T.I.A. Visions – a photographer from London. Tia often captures pictures that showcase the best “mood at that moment in time”. Moreover, Tia also captures with the use of photography, the female sexuality – showcasing the many types of female bodies, and how there is beauty in each and single one of them.
It was surprising how the atmosphere within a lobby, a small space out of the whole building, managed to completely change just from having the BAME community attend.
It sounds silly, I know.
However during this time of the night (18:00/6pm), it is usually a quiet time and sometimes there are lectures held for external trustees – this happened to be one of those nights. As one can imagine, those external trustees are all white.
Rich, old white people collectively gave us looks of confusion, as if we were in the wrong place. A slight microaggression, that unless you are part of the marginalised – will always go unnoticed.
An unfortunate reality for us who are BAME.
Even those who are part of the BAME community within the university, were just as bewildered at the sight of so many faces whom bore the same as them.
Many Black and people of colour quietly pulled me aside, asking me why are there so many of US. Unfortunately, some even assumed that we were occupying the space (i.e. in the same way as G.A.R.A. had done at Goldsmith’s).
Such is the reality of being a person who is Black, being a person of colour.
For once, we were all in the same room.
For once, we weren’t the minority.
I guess this concept would be hard to understand for those who aren’t Black or a person of colour. White people have never had to feel the awkwardness of being stared at once you walk into a room – just because people subconsciously react to the colour of one’s skin.

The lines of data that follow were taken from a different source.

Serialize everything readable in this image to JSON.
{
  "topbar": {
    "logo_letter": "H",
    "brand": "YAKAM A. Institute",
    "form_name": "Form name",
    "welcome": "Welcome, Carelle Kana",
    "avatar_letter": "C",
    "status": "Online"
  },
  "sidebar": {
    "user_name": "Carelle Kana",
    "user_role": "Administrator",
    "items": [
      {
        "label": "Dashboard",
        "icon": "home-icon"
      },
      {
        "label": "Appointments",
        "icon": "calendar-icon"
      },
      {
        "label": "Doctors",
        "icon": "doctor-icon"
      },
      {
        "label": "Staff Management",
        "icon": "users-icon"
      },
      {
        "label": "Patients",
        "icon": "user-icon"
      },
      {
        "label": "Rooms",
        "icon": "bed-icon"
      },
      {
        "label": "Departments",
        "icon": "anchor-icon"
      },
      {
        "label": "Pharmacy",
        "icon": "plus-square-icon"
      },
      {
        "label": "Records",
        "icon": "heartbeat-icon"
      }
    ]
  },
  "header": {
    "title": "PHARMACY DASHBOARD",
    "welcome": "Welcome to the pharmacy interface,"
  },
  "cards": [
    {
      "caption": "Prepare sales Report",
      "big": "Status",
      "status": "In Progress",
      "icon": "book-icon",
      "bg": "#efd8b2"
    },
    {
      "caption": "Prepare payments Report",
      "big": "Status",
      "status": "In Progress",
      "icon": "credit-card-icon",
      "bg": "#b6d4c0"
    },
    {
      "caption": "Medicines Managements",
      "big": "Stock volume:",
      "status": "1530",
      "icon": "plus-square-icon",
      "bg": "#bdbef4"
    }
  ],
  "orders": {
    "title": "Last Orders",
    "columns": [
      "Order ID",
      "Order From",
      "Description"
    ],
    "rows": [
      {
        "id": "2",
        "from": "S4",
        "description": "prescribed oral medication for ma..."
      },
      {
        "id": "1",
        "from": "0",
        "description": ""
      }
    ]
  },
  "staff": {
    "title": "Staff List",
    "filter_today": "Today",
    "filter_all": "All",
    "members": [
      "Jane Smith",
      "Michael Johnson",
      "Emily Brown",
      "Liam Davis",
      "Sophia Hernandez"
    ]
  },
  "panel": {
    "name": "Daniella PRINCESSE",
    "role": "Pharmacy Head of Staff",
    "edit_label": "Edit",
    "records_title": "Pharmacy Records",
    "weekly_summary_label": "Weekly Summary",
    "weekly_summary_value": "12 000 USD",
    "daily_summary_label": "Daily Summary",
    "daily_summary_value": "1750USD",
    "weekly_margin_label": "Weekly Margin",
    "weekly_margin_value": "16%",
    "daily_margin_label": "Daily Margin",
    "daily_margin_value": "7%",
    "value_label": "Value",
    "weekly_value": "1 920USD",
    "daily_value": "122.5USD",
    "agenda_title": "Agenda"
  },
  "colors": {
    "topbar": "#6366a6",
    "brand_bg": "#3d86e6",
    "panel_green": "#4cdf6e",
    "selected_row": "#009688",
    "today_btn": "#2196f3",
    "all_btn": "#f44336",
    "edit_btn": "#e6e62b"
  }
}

This space at university, one that is widely considered “white” after uni hours, was filled with Black and coloured faces – showed the significance as to why representation is important. Why there is a need to normalise seeing so many Black and Brown faces.
Had it not been for the I AM exhibition, we would only ever see the history and art through the eyes of a white person. Of course, that’s not to say that those perspectives are not valid – however only white people can understand that perspective.

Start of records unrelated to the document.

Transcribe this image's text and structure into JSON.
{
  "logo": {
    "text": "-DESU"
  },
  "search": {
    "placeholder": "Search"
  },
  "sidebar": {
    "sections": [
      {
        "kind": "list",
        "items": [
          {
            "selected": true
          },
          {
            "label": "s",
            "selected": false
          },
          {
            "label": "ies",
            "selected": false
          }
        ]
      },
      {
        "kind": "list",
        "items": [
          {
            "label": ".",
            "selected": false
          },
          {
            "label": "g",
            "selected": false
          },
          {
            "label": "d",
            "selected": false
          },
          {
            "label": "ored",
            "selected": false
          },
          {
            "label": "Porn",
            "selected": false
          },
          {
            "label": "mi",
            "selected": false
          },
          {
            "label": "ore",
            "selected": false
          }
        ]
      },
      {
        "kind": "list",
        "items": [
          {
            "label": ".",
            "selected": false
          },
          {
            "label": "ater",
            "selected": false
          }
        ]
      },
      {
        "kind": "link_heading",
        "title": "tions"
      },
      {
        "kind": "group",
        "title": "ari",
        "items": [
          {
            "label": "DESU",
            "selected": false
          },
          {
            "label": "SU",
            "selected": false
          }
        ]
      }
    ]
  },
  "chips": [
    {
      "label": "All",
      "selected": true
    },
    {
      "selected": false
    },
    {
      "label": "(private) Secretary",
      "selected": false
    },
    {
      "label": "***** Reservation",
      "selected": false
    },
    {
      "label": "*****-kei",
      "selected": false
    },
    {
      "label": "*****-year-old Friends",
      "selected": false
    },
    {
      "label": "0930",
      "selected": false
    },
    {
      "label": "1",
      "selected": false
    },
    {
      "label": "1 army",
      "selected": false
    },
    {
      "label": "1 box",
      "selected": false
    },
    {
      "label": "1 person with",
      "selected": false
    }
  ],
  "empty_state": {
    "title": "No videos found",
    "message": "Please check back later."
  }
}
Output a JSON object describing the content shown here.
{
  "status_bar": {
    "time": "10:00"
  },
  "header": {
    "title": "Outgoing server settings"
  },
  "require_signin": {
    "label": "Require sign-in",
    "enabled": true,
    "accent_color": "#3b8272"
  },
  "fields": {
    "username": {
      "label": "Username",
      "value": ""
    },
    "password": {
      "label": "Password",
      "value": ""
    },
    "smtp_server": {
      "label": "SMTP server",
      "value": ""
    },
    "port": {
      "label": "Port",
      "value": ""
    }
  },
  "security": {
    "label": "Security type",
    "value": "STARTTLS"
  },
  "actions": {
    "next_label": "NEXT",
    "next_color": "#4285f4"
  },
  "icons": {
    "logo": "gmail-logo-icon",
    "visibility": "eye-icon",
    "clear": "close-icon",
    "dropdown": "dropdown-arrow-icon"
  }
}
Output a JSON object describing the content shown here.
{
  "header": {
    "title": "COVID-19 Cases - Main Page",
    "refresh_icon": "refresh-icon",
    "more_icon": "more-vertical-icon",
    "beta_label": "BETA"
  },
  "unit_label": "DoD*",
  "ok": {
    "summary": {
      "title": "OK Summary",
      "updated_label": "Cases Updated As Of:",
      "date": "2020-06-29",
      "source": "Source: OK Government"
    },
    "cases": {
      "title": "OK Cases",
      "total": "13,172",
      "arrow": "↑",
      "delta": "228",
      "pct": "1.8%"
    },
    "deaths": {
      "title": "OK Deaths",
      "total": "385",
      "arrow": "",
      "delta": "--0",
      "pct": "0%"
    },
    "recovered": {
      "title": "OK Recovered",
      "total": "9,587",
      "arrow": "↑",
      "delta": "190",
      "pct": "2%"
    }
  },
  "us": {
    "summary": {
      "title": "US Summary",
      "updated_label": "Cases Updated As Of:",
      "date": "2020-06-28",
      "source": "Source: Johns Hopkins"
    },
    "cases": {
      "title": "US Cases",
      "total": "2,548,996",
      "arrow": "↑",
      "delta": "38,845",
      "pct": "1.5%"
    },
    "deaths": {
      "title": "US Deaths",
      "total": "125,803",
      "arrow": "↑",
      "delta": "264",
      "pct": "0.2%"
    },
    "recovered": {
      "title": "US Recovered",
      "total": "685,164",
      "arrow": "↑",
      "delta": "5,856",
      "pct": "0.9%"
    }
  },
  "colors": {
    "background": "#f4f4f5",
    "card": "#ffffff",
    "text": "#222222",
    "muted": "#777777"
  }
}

In media, in language, in books even – everything has always been reflected or showed via white lenses. Showing how life’s struggles can be overcome via white lenses.

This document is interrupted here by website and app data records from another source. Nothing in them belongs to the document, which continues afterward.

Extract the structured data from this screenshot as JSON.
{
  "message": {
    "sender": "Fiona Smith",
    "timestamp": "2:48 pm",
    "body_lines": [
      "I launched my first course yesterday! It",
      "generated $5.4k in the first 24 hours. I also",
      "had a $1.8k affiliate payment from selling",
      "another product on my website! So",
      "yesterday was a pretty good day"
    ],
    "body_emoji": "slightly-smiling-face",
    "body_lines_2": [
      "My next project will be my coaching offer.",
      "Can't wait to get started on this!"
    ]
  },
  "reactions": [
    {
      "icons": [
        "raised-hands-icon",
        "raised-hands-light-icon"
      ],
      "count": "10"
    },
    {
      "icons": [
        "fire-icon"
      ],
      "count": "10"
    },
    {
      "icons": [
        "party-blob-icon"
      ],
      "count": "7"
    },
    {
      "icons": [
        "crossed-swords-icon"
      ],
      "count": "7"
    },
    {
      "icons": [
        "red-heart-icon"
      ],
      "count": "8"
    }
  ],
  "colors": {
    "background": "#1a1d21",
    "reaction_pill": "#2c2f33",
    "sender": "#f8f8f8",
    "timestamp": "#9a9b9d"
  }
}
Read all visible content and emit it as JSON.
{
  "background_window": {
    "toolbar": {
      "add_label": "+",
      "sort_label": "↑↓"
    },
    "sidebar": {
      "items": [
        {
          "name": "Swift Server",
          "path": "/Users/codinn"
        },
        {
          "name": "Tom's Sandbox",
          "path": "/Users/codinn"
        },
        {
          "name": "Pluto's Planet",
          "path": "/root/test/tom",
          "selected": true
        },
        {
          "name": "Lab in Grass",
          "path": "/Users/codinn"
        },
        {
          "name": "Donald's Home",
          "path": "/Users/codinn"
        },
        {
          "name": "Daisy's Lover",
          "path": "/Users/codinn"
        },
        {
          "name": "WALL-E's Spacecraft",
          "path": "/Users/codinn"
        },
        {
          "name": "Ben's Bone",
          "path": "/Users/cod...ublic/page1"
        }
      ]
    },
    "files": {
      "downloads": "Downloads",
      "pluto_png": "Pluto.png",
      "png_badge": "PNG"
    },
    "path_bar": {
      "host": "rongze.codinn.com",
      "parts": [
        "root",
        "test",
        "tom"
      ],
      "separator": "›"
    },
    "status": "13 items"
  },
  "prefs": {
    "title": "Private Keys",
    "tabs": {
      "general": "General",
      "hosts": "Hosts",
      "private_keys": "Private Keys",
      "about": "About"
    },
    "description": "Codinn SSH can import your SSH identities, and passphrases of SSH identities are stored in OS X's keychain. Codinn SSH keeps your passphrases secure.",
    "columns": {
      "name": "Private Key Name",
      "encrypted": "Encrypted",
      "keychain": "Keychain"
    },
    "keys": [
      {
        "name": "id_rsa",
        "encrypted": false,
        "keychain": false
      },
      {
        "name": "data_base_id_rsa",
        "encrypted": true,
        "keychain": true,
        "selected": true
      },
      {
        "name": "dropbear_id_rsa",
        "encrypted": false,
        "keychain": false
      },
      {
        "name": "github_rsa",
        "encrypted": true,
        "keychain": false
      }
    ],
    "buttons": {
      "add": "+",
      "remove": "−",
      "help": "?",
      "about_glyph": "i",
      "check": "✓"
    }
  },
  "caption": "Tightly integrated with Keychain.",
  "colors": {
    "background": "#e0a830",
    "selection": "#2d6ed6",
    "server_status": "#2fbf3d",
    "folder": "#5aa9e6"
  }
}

The same cannot be said to us whom are Black and people of colour.
When life, art, media and books are shown via our perspectives, it is always showing us as the “negative ones”. Romanticising our pain and struggles, and showing white people as “our saviour”. Why was the same not done for us?
Why is it that we are always shown as the “negative” just because we aren’t white?
For once, this exhibition showed things from our perspective.
How we overcome, or raise awareness of Black and people of colour struggles – without the romanticisation.
It is beautiful and refreshing to see things from a perspective whom you can relate to. Isn’t that what art is all about? To be able to translate your own emotions from the piece/exhibit?
For once, we can visually see our struggles; our parents’ struggles – even our ancestor’s struggles.
For once, we can visually see the effects of colonialism has had on our people and culture; and how it has had such a negative impact – lasting for centuries post-colonisation.
For once, white people can see why representation for US is important.
Written by: Fides Dagongdong Fides is an undergraduate Law and Politics student at Keele University, whose work focuses on child sex tourism in the Philippines. Fides also raises awareness regarding colourism, fetishism, and sexism. Twitter: @fidesadee_ Wordpress blog: @fidesadee Instagram: @fidesadee_ Facebook: https://www.facebook.com/fidesadee/